    Men in this group have risk factors common to other populations, such as undetected or unmanaged depression, alcohol or drug use, and ready access to effective suicide means. They also have the risk factors that elevate suicide risk for men in general, such as poor or absent emotional reasoning skills, poor help seeking skills and fear of stigma from receiving mental health support. Men in this group also have the risk factors associated with working age males including grave health conditions, traditional male role pressures, changing or declining economic status, among others. 

    In addition to the burdens imposed by all of the risk factors above, a number of risk factors have been identified that are specific to men 75 years and older such as: loss of daily function, visual impairment, rapidly declining health, grief over the loss of their spouse, reduced living circumstances and social isolation. Given that a risk factor is defined as something that predisposes or increases the risk of a behavior or negative outcome, it should not be surprising that men 75 years and older have a very high risk of suicide. Even an elderly male with no suicidal tendencies carries a high risk for suicide.

    Each report below presents an overview of published research literature, research and publically available data on topics of special interest to Idaho. 

    The overview is intended to give a good introduction to current research regarding the topic and concludes with a selected bibliography.

    The research bibliography for each topic presents a much wider sample of peer-reviewed research articles. Many of the citations have links that goes to the abstract or full text of full journal article.

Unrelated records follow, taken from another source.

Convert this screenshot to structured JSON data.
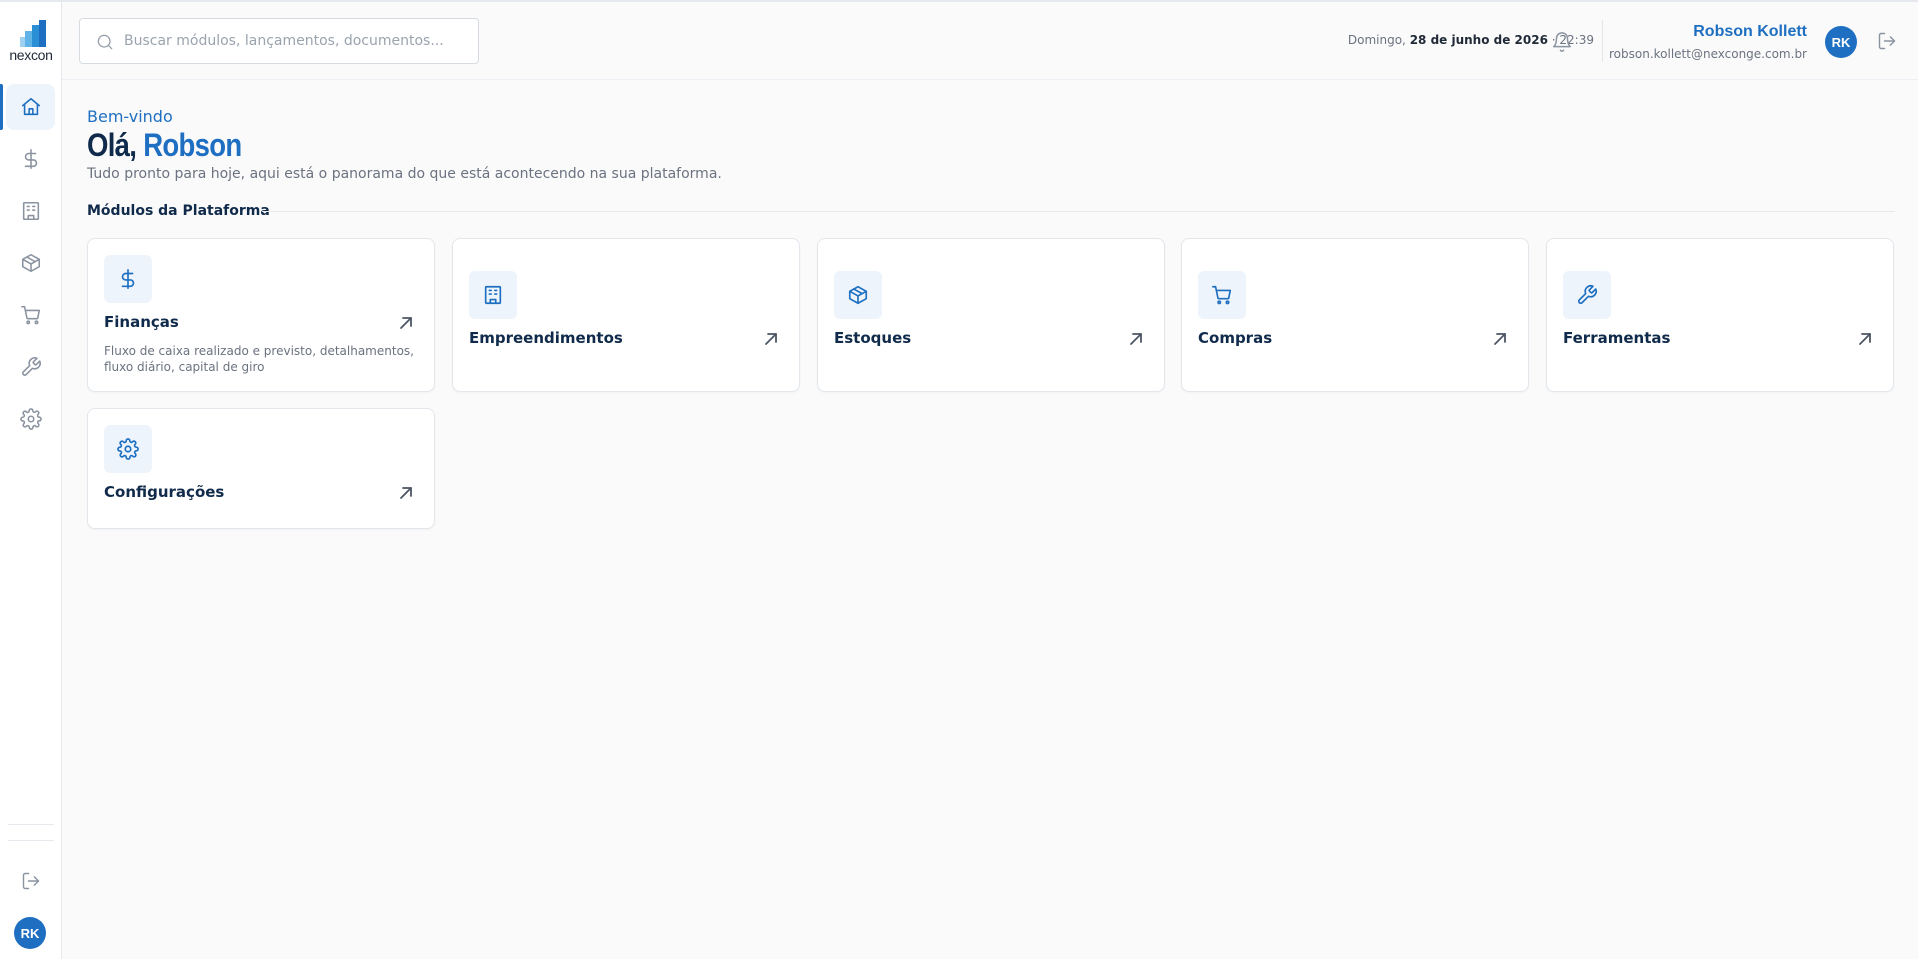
{
  "brand": {
    "name": "nexcon",
    "accent": "#1e6fc1",
    "navy": "#0f2a4a"
  },
  "sidebar": {
    "items": [
      {
        "name": "home",
        "icon": "home-icon",
        "active": true
      },
      {
        "name": "financas",
        "icon": "dollar-icon",
        "active": false
      },
      {
        "name": "empreendimentos",
        "icon": "building-icon",
        "active": false
      },
      {
        "name": "estoques",
        "icon": "box-icon",
        "active": false
      },
      {
        "name": "compras",
        "icon": "cart-icon",
        "active": false
      },
      {
        "name": "ferramentas",
        "icon": "wrench-icon",
        "active": false
      },
      {
        "name": "configuracoes",
        "icon": "gear-icon",
        "active": false
      }
    ],
    "avatar_initials": "RK"
  },
  "header": {
    "search_placeholder": "Buscar módulos, lançamentos, documentos...",
    "date_weekday": "Domingo,",
    "date_full": "28 de junho de 2026",
    "time": "· 22:39",
    "user_name": "Robson Kollett",
    "user_email": "robson.kollett@nexconge.com.br",
    "avatar_initials": "RK"
  },
  "main": {
    "welcome": "Bem-vindo",
    "greeting": "Olá,",
    "greeting_name": "Robson",
    "subtitle": "Tudo pronto para hoje, aqui está o panorama do que está acontecendo na sua plataforma.",
    "section_title": "Módulos da Plataforma",
    "modules": [
      {
        "title": "Finanças",
        "icon": "dollar-icon",
        "description": "Fluxo de caixa realizado e previsto, detalhamentos, fluxo diário, capital de giro"
      },
      {
        "title": "Empreendimentos",
        "icon": "building-icon"
      },
      {
        "title": "Estoques",
        "icon": "box-icon"
      },
      {
        "title": "Compras",
        "icon": "cart-icon"
      },
      {
        "title": "Ferramentas",
        "icon": "wrench-icon"
      },
      {
        "title": "Configurações",
        "icon": "gear-icon"
      }
    ]
  }
}
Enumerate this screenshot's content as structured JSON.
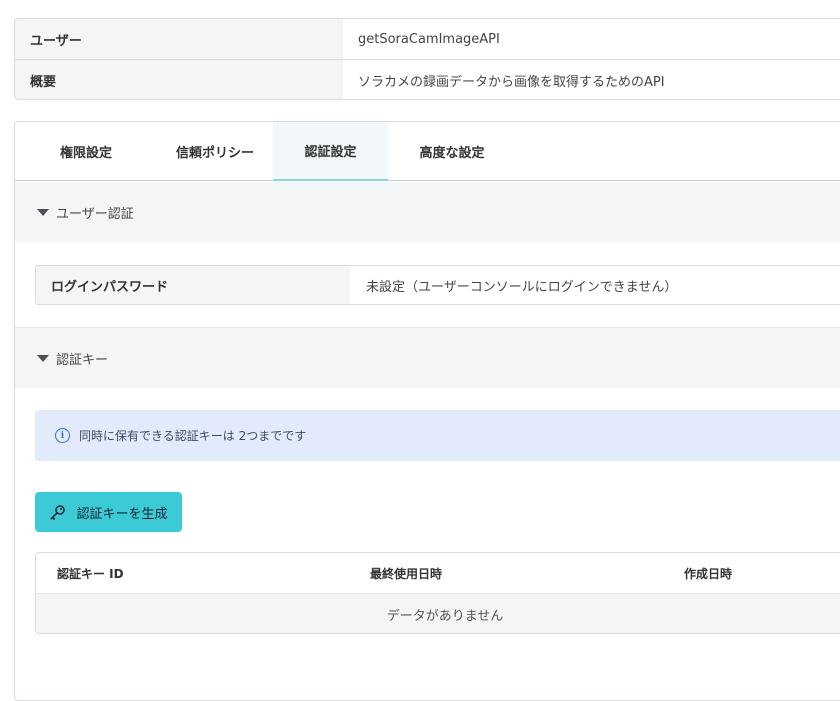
{
  "summary": {
    "rows": [
      {
        "label": "ユーザー",
        "value": "getSoraCamImageAPI"
      },
      {
        "label": "概要",
        "value": "ソラカメの録画データから画像を取得するためのAPI"
      }
    ]
  },
  "tabs": [
    {
      "label": "権限設定",
      "active": false
    },
    {
      "label": "信頼ポリシー",
      "active": false
    },
    {
      "label": "認証設定",
      "active": true
    },
    {
      "label": "高度な設定",
      "active": false
    }
  ],
  "user_auth": {
    "heading": "ユーザー認証",
    "password_label": "ログインパスワード",
    "password_value": "未設定（ユーザーコンソールにログインできません）"
  },
  "auth_keys": {
    "heading": "認証キー",
    "info_text": "同時に保有できる認証キーは 2つまでです",
    "generate_button": "認証キーを生成",
    "columns": [
      "認証キー ID",
      "最終使用日時",
      "作成日時"
    ],
    "empty_text": "データがありません"
  },
  "colors": {
    "accent": "#3ccbd6",
    "info_bg": "#e3eafb",
    "info_icon": "#2f6fd1",
    "section_bg": "#f4f5f7"
  }
}
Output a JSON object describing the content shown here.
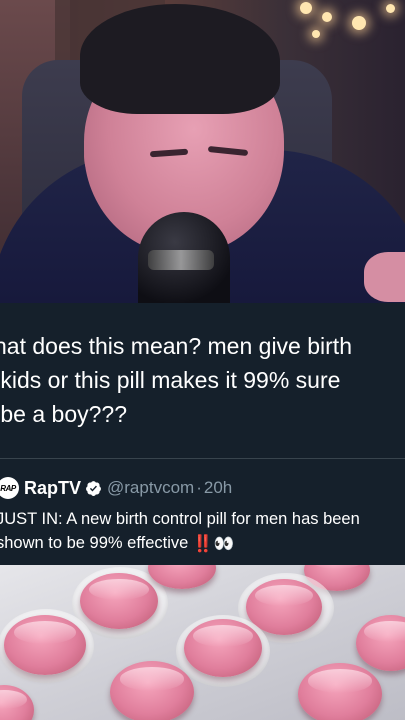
{
  "tweet": {
    "text": "hat does this mean? men give birth\n kids or this pill makes it 99% sure\n be a boy???"
  },
  "quoted": {
    "avatar_text": "RAP",
    "name": "RapTV",
    "verified_icon": "verified-badge-icon",
    "handle": "@raptvcom",
    "separator": "·",
    "time": "20h",
    "body_line1": "JUST IN: A new birth control pill for men has been",
    "body_line2": "shown to be 99% effective ",
    "emoji": "‼️👀"
  },
  "colors": {
    "background": "#15202b",
    "text": "#ffffff",
    "muted": "#8899a6",
    "verified": "#ffffff",
    "pill": "#e07e9c"
  }
}
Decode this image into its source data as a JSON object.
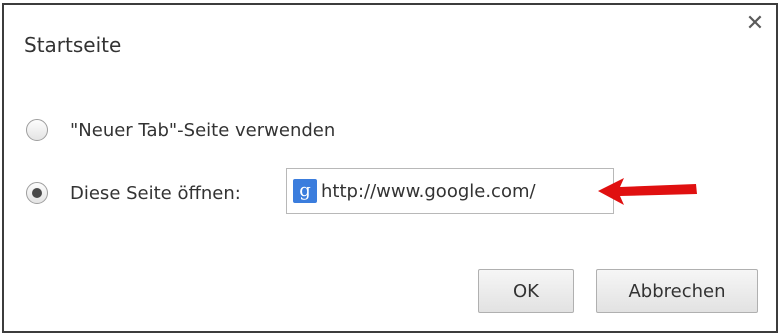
{
  "dialog": {
    "title": "Startseite",
    "close_icon": "close-icon"
  },
  "options": {
    "new_tab_label": "\"Neuer Tab\"-Seite verwenden",
    "new_tab_checked": false,
    "open_page_label": "Diese Seite öffnen:",
    "open_page_checked": true
  },
  "url_field": {
    "icon": "google-icon",
    "icon_glyph": "g",
    "value": "http://www.google.com/"
  },
  "annotation": {
    "icon": "red-arrow-icon",
    "color": "#e01010"
  },
  "buttons": {
    "ok_label": "OK",
    "cancel_label": "Abbrechen"
  }
}
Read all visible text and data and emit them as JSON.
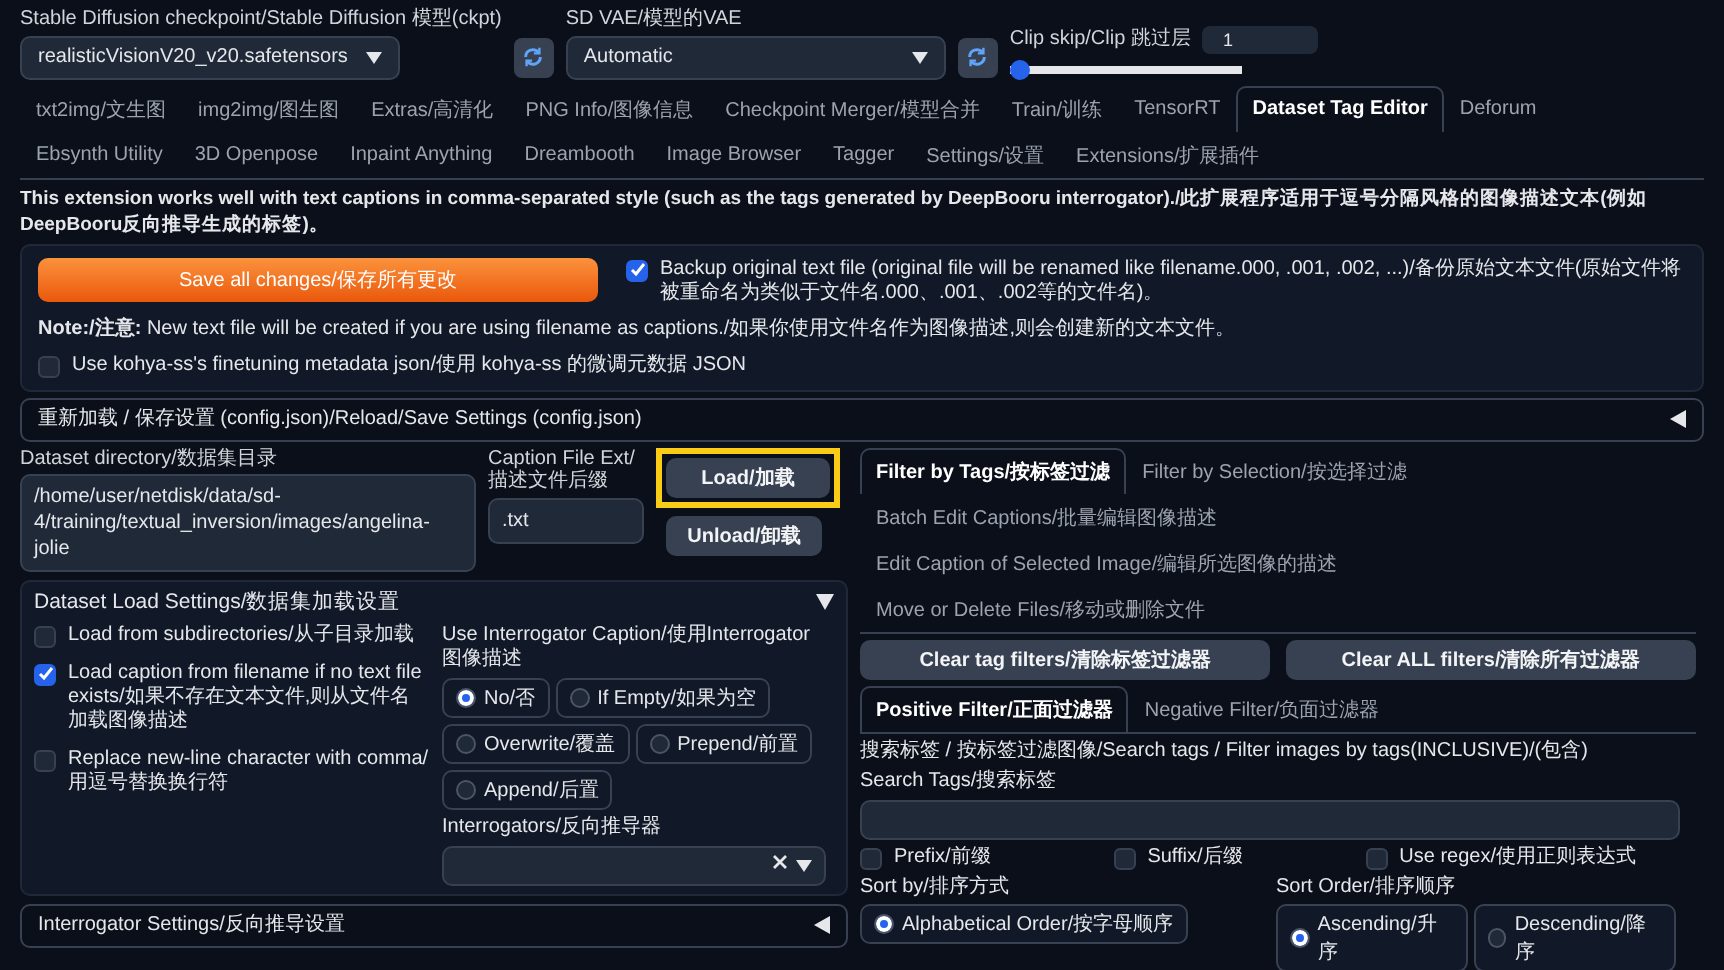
{
  "top_settings": {
    "checkpoint": {
      "label": "Stable Diffusion checkpoint/Stable Diffusion 模型(ckpt)",
      "value": "realisticVisionV20_v20.safetensors"
    },
    "vae": {
      "label": "SD VAE/模型的VAE",
      "value": "Automatic"
    },
    "clip_skip": {
      "label": "Clip skip/Clip 跳过层",
      "value": "1",
      "level": 0
    }
  },
  "tabs": [
    {
      "label": "txt2img/文生图",
      "selected": false
    },
    {
      "label": "img2img/图生图",
      "selected": false
    },
    {
      "label": "Extras/高清化",
      "selected": false
    },
    {
      "label": "PNG Info/图像信息",
      "selected": false
    },
    {
      "label": "Checkpoint Merger/模型合并",
      "selected": false
    },
    {
      "label": "Train/训练",
      "selected": false
    },
    {
      "label": "TensorRT",
      "selected": false
    },
    {
      "label": "Dataset Tag Editor",
      "selected": true
    },
    {
      "label": "Deforum",
      "selected": false
    },
    {
      "label": "Ebsynth Utility",
      "selected": false
    },
    {
      "label": "3D Openpose",
      "selected": false
    },
    {
      "label": "Inpaint Anything",
      "selected": false
    },
    {
      "label": "Dreambooth",
      "selected": false
    },
    {
      "label": "Image Browser",
      "selected": false
    },
    {
      "label": "Tagger",
      "selected": false
    },
    {
      "label": "Settings/设置",
      "selected": false
    },
    {
      "label": "Extensions/扩展插件",
      "selected": false
    }
  ],
  "intro": "This extension works well with text captions in comma-separated style (such as the tags generated by DeepBooru interrogator)./此扩展程序适用于逗号分隔风格的图像描述文本(例如DeepBooru反向推导生成的标签)。",
  "save_button": "Save all changes/保存所有更改",
  "backup": {
    "label": "Backup original text file (original file will be renamed like filename.000, .001, .002, ...)/备份原始文本文件(原始文件将被重命名为类似于文件名.000、.001、.002等的文件名)。",
    "checked": true
  },
  "note": "**Note:/注意:** New text file will be created if you are using filename as captions./如果你使用文件名作为图像描述,则会创建新的文本文件。",
  "kohya": {
    "label": "Use kohya-ss's finetuning metadata json/使用 kohya-ss 的微调元数据 JSON",
    "checked": false
  },
  "reload_section": {
    "title": "重新加载 / 保存设置 (config.json)/Reload/Save Settings (config.json)",
    "expanded": false
  },
  "dataset": {
    "directory": {
      "label": "Dataset directory/数据集目录",
      "value": "/home/user/netdisk/data/sd-4/training/textual_inversion/images/angelina-jolie"
    },
    "caption_ext": {
      "label": "Caption File Ext/描述文件后缀",
      "value": ".txt"
    },
    "load_button": "Load/加载",
    "unload_button": "Unload/卸载"
  },
  "load_settings": {
    "title": "Dataset Load Settings/数据集加载设置",
    "expanded": true,
    "checkboxes": [
      {
        "label": "Load from subdirectories/从子目录加载",
        "checked": false
      },
      {
        "label": "Load caption from filename if no text file exists/如果不存在文本文件,则从文件名加载图像描述",
        "checked": true
      },
      {
        "label": "Replace new-line character with comma/用逗号替换换行符",
        "checked": false
      }
    ],
    "interrogator_caption": {
      "label": "Use Interrogator Caption/使用Interrogator图像描述",
      "options": [
        {
          "label": "No/否",
          "selected": true
        },
        {
          "label": "If Empty/如果为空",
          "selected": false
        },
        {
          "label": "Overwrite/覆盖",
          "selected": false
        },
        {
          "label": "Prepend/前置",
          "selected": false
        },
        {
          "label": "Append/后置",
          "selected": false
        }
      ]
    },
    "interrogators": {
      "label": "Interrogators/反向推导器"
    }
  },
  "interrogator_settings": {
    "title": "Interrogator Settings/反向推导设置",
    "expanded": false
  },
  "filter_tabs": [
    {
      "label": "Filter by Tags/按标签过滤",
      "selected": true
    },
    {
      "label": "Filter by Selection/按选择过滤",
      "selected": false
    },
    {
      "label": "Batch Edit Captions/批量编辑图像描述",
      "selected": false
    },
    {
      "label": "Edit Caption of Selected Image/编辑所选图像的描述",
      "selected": false
    },
    {
      "label": "Move or Delete Files/移动或删除文件",
      "selected": false
    }
  ],
  "clear_buttons": [
    "Clear tag filters/清除标签过滤器",
    "Clear ALL filters/清除所有过滤器"
  ],
  "filter_subtabs": [
    {
      "label": "Positive Filter/正面过滤器",
      "selected": true
    },
    {
      "label": "Negative Filter/负面过滤器",
      "selected": false
    }
  ],
  "search_heading": "搜索标签 / 按标签过滤图像/Search tags / Filter images by tags(INCLUSIVE)/(包含)",
  "search_tags": {
    "label": "Search Tags/搜索标签"
  },
  "options": [
    {
      "label": "Prefix/前缀",
      "checked": false
    },
    {
      "label": "Suffix/后缀",
      "checked": false
    },
    {
      "label": "Use regex/使用正则表达式",
      "checked": false
    }
  ],
  "sort_by": {
    "label": "Sort by/排序方式",
    "options": [
      {
        "label": "Alphabetical Order/按字母顺序",
        "selected": true
      }
    ]
  },
  "sort_order": {
    "label": "Sort Order/排序顺序",
    "options": [
      {
        "label": "Ascending/升序",
        "selected": true
      },
      {
        "label": "Descending/降序",
        "selected": false
      }
    ]
  }
}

  • Age Group by Year of Death
  • Race and Ethnicity
  • Place of Injury by Year
  • Place of Death by Year
  • Method of Death by Year
  • Method of Death by Level of Education
  • Method of Death by Race
  • Marital Status
  • Military Status
  • Industry Classification by Year of Death
  • Month and Day of Death

  • Each report below presents an overview of published research literature, research and publically available data on topics of special interest to Idaho. The overview is intended to give a good introduction to current research regarding the topic and concludes with a selected bibliography. The research bibliography for each topic presents a much wider sample of peer-reviewed research articles. Many of the citations have links that goes to the abstract or full text of full journal article.

  • Elderly Males & Suicide Report (ages 75+)
  • Elderly Male Suicide Research Bibliographies:  2010  2009  2008  2007  2006  2005   2004   2003